Find the word "name" in the data. Return every line where it appears.

++++++++++

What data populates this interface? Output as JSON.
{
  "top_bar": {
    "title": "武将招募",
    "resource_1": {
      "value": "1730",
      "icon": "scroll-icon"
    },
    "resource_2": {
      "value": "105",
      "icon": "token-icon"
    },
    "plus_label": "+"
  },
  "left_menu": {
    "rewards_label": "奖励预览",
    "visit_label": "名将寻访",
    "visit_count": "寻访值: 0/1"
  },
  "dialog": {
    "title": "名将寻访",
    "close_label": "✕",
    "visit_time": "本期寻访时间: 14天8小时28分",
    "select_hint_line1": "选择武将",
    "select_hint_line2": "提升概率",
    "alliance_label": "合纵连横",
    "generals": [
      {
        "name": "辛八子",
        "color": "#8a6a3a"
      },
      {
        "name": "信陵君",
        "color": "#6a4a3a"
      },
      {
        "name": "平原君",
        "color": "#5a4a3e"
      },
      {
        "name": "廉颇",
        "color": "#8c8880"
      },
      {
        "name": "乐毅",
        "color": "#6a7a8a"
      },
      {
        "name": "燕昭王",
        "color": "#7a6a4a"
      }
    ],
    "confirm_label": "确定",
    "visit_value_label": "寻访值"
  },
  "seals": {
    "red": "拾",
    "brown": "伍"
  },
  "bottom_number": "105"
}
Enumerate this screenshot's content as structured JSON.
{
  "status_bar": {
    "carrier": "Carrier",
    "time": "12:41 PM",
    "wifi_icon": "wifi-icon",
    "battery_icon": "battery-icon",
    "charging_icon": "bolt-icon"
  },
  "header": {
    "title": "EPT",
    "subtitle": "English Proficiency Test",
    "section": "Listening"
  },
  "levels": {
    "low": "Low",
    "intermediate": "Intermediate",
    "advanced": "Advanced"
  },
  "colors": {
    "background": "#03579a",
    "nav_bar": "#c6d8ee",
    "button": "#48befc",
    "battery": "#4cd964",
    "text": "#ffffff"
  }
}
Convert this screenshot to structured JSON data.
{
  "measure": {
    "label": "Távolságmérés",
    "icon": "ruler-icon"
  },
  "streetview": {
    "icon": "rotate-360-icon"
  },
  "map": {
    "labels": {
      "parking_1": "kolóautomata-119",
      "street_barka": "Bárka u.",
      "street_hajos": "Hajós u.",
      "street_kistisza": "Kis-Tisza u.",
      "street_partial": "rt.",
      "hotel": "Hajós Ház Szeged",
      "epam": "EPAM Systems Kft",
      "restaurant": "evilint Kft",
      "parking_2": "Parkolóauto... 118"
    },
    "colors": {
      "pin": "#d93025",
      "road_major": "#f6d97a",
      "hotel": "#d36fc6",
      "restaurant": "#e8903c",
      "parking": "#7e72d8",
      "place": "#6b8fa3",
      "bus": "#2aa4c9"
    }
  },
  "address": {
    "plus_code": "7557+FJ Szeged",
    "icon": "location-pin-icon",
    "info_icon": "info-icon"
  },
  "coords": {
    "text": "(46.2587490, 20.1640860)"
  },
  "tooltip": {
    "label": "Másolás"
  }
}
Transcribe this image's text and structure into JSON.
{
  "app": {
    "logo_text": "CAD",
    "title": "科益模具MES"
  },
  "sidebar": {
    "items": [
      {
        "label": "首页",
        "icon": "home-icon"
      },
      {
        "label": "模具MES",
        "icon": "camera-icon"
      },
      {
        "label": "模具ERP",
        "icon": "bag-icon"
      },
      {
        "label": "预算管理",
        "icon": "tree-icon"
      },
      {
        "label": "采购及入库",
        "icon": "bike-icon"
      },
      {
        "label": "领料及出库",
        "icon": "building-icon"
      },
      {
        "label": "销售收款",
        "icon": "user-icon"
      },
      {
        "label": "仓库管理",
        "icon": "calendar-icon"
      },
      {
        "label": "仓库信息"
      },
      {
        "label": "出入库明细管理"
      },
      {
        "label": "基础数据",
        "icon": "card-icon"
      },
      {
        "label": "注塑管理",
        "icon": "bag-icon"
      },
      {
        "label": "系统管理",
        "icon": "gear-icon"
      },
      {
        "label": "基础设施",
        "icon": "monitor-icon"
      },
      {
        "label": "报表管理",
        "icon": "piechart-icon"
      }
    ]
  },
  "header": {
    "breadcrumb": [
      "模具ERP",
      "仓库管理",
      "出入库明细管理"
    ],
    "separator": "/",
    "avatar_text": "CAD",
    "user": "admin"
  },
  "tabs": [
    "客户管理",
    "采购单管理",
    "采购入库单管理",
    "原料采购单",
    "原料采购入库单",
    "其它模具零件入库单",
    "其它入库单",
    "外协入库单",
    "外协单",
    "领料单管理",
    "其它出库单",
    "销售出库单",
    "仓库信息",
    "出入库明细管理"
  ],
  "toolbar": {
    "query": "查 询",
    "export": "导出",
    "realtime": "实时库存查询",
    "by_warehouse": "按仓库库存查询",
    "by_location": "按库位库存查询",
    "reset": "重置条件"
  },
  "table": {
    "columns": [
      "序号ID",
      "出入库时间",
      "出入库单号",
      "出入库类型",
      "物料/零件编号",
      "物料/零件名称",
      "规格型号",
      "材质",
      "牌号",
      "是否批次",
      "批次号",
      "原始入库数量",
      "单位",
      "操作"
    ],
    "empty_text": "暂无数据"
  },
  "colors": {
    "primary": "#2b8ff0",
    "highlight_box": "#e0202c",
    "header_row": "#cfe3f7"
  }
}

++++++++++

Output of the task:
        "name": "辛八子",
        "name": "信陵君",
        "name": "平原君",
        "name": "廉颇",
        "name": "乐毅",
        "name": "燕昭王",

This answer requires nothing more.